Inno Setup on Linux and macOS
Inno Setup is a popular installer builder for Windows. Of course it is made to run on Windows only, by default. But what if you want to build Windows installers off Windows, i.e. on Linux or macOS?
You’re in luck: It’s possible to run Inno Setup anywhere that Docker runs (including Linux and macOS), and even have a passable experience writing your setup script.
To run Inno Setup outside of Windows we will construct a Tower of Babel: install Inno Setup in Wine in a Docker container.
First, get Docker without needing to make an account:
Then you can run the command-line Inno Setup compiler, iscc, like so (assuming
you have a setup script called
docker run --rm -i -v "$PWD:/work" amake/innosetup helloworld.iss
You can even put
iscc on your
PATH by wrapping this up in a script, named
iscc of course:
#!/usr/bin/env bash exec docker run --rm -i -v "$PWD:/work" amake/innosetup "$@"
See here for a more advanced wrapper script.
Note that there are some limitations inherent in running the compiler in a container:
- The setup script will not be able to “see” any files outside of the directory
mounted into the Docker container (
$PWDin the above scripts), so some care is needed to ensure all referenced files are accessible.
- I have been unable to get code signing of payload files (
SignToolsettings) to work. See the Code Signing section below for signing the installer itself.
Creating or modifying an Inno Setup setup script can be a pain (when’s the last time you wrote any Pascal?). To make life a little bit easier, I made an Emacs linter for setup scripts: flycheck-innosetup.el.
Here’s a sample config using use-package:
(use-package flycheck :config (global-flycheck-mode)) (use-package flycheck-innosetup :after flycheck ;; Point `:load-path' to wherever you put flycheck-innosetup.el. You can ;; probably also pull directly from git with ;; `https://github.com/raxod502/straight.el' :load-path "lisp" :ensure nil :config (flycheck-innosetup-setup)) (use-package pascal :ensure nil :mode (("\\.iss\\'" . pascal-mode)))
This will get you inline error highlighting, though it can be quite slow if your script references a lot of files.
You can sign the installer itself with osslsigncode, which is probably available in your package manager. I have also containerized it; a wrapper script can be made in much the same way as for the compiler above.
A key use case for all of this is to build Windows installers in CI, where you are likely to be running Linux.

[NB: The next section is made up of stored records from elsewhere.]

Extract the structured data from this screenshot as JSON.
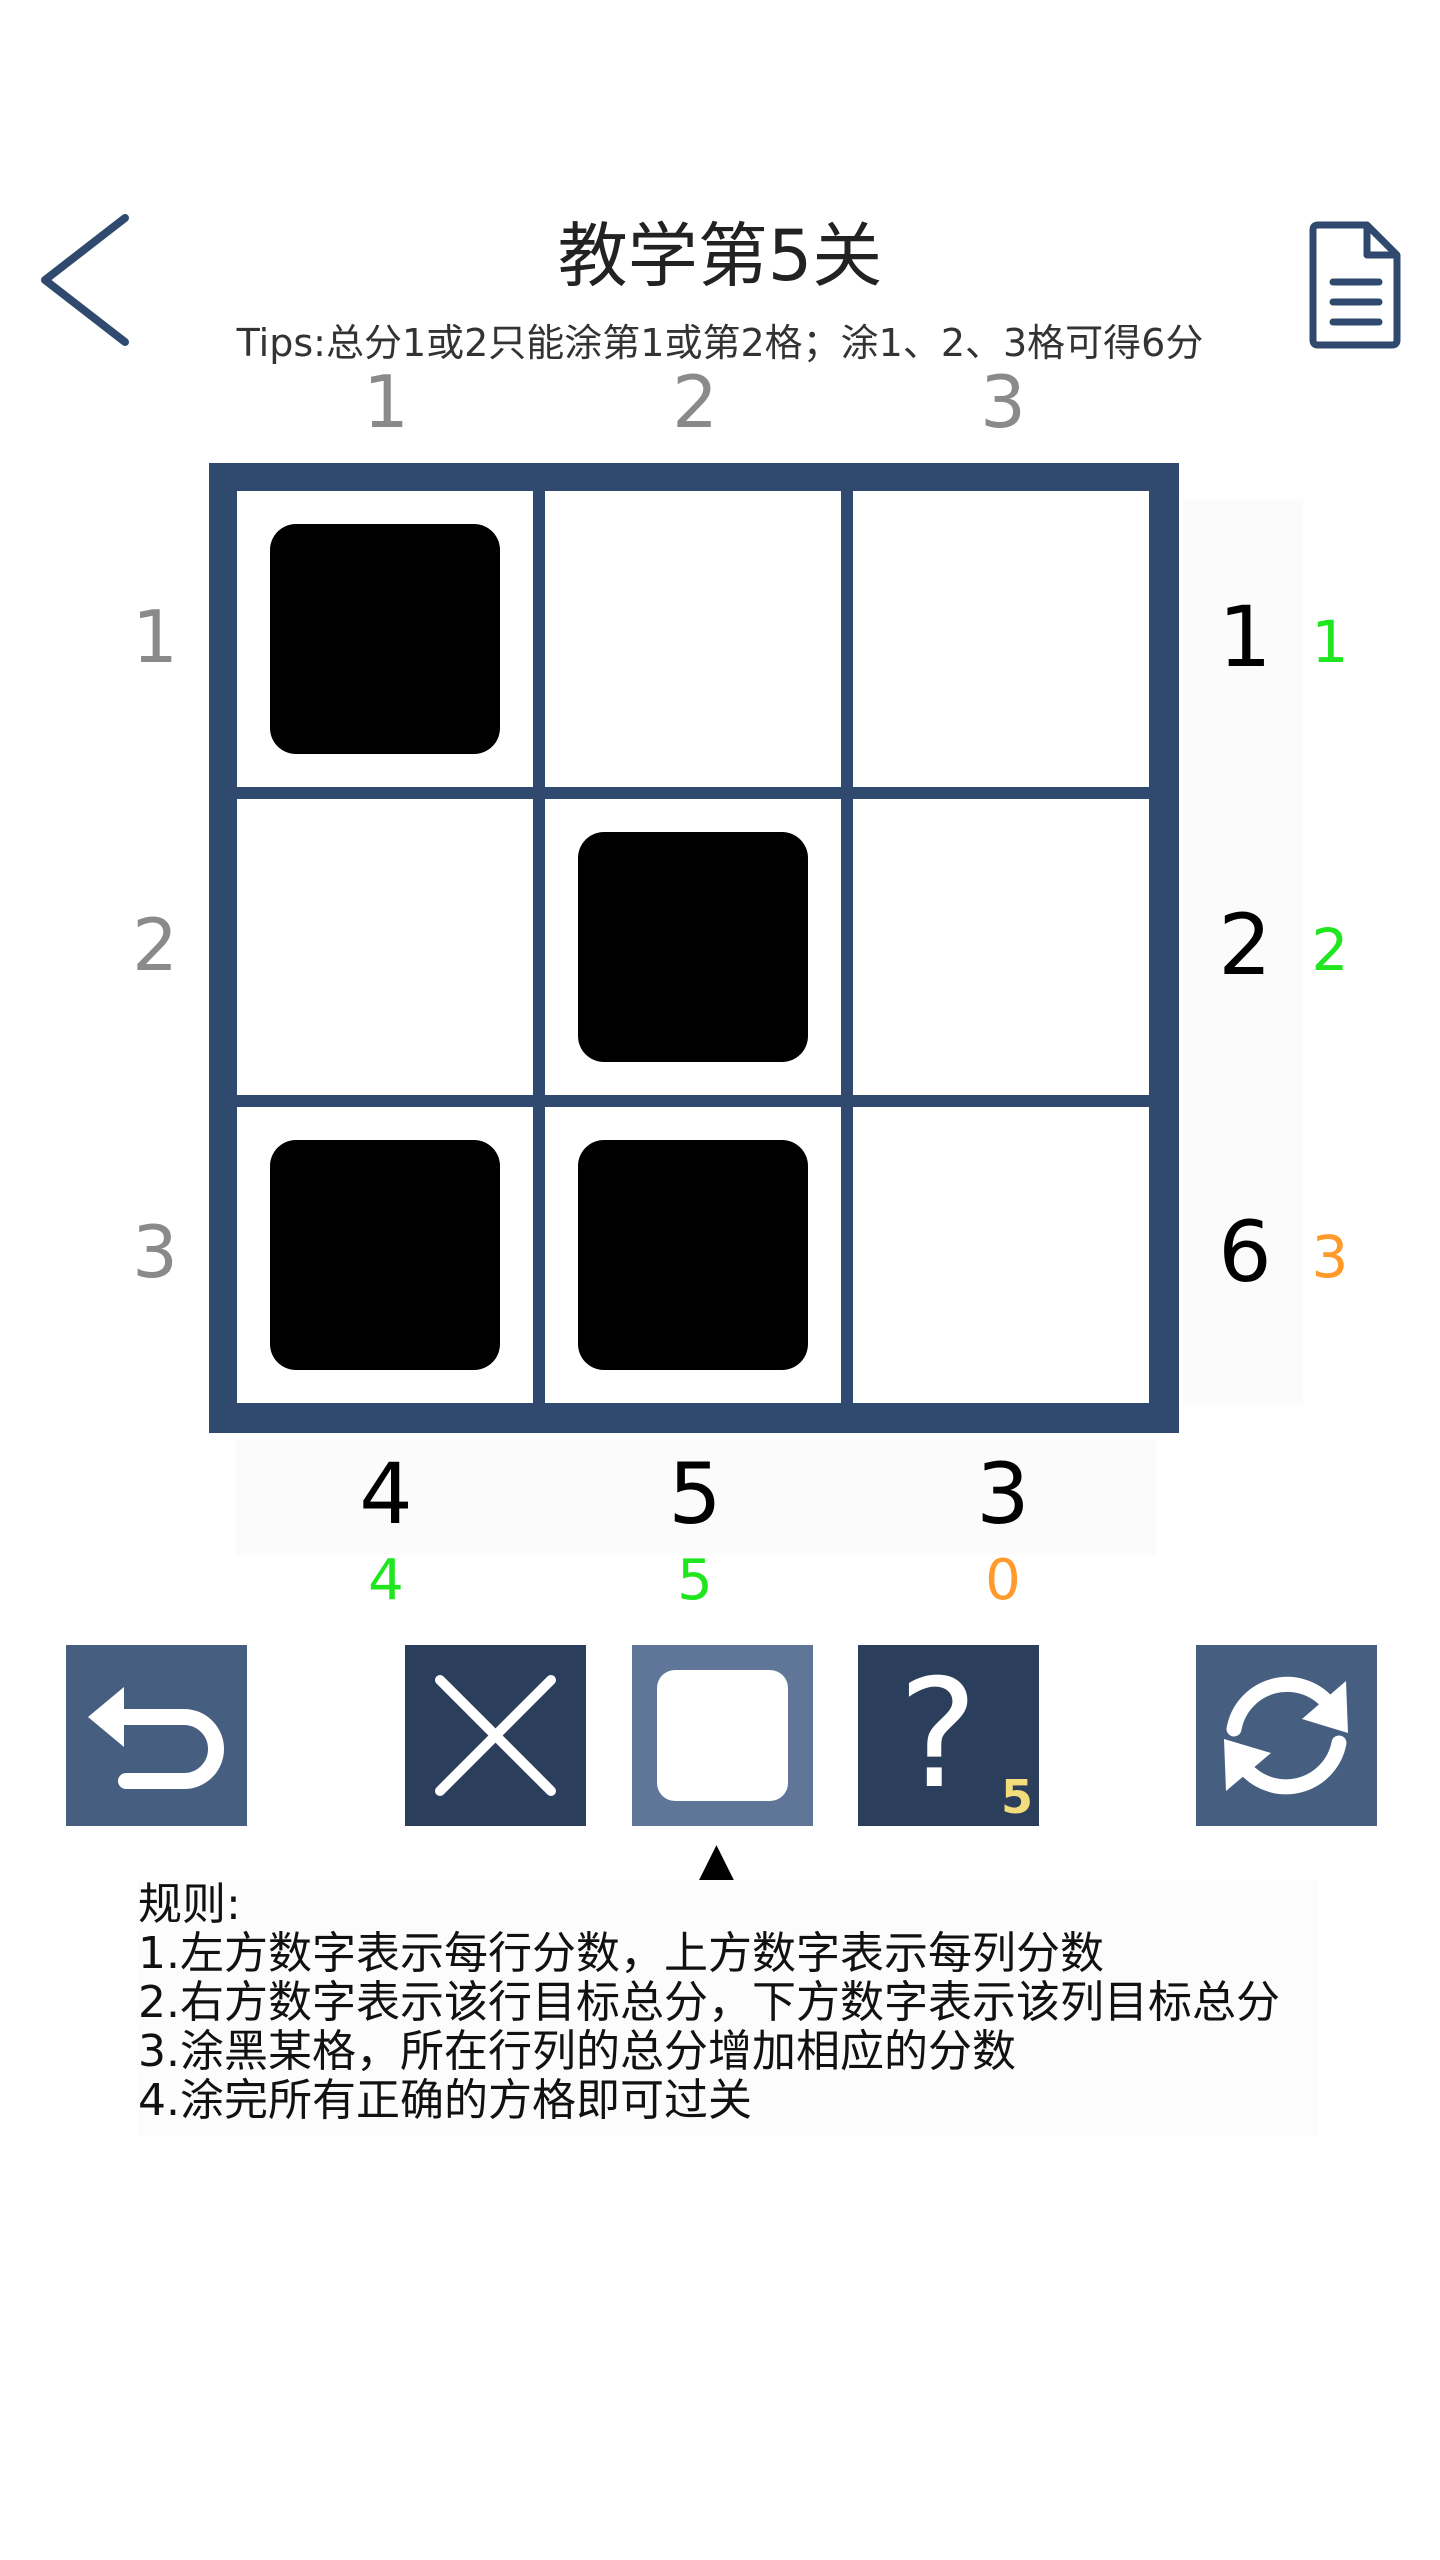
{
  "header": {
    "title": "教学第5关",
    "tips": "Tips:总分1或2只能涂第1或第2格；涂1、2、3格可得6分"
  },
  "column_headers": [
    "1",
    "2",
    "3"
  ],
  "row_headers": [
    "1",
    "2",
    "3"
  ],
  "grid": {
    "rows": 3,
    "cols": 3,
    "filled": [
      [
        true,
        false,
        false
      ],
      [
        false,
        true,
        false
      ],
      [
        true,
        true,
        false
      ]
    ]
  },
  "row_targets": [
    "1",
    "2",
    "6"
  ],
  "row_current": [
    "1",
    "2",
    "3"
  ],
  "column_targets": [
    "4",
    "5",
    "3"
  ],
  "column_current": [
    "4",
    "5",
    "0"
  ],
  "status_colors": {
    "match": "#1fe61f",
    "mismatch": "#ff9a2b"
  },
  "row_status": [
    "match",
    "match",
    "mismatch"
  ],
  "column_status": [
    "match",
    "match",
    "mismatch"
  ],
  "toolbar": {
    "undo_icon": "undo-arrow-icon",
    "cross_icon": "cross-icon",
    "fill_icon": "fill-square-icon",
    "hint_icon": "question-mark-icon",
    "hint_label": "?",
    "hint_count": "5",
    "refresh_icon": "refresh-icon",
    "selected_tool": "fill",
    "selector_glyph": "▲"
  },
  "rules": {
    "heading": "规则:",
    "items": [
      "1.左方数字表示每行分数，上方数字表示每列分数",
      "2.右方数字表示该行目标总分，下方数字表示该列目标总分",
      "3.涂黑某格，所在行列的总分增加相应的分数",
      "4.涂完所有正确的方格即可过关"
    ]
  },
  "colors": {
    "board": "#2f4a6e",
    "header_numbers": "#8a8a8a",
    "icon": "#2f4a6e"
  }
}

One issue to be aware of is that Docker might be running under a different user
and may not be able to read your checkout files or write to output
directories. Judicious use of
chmod can remedy this.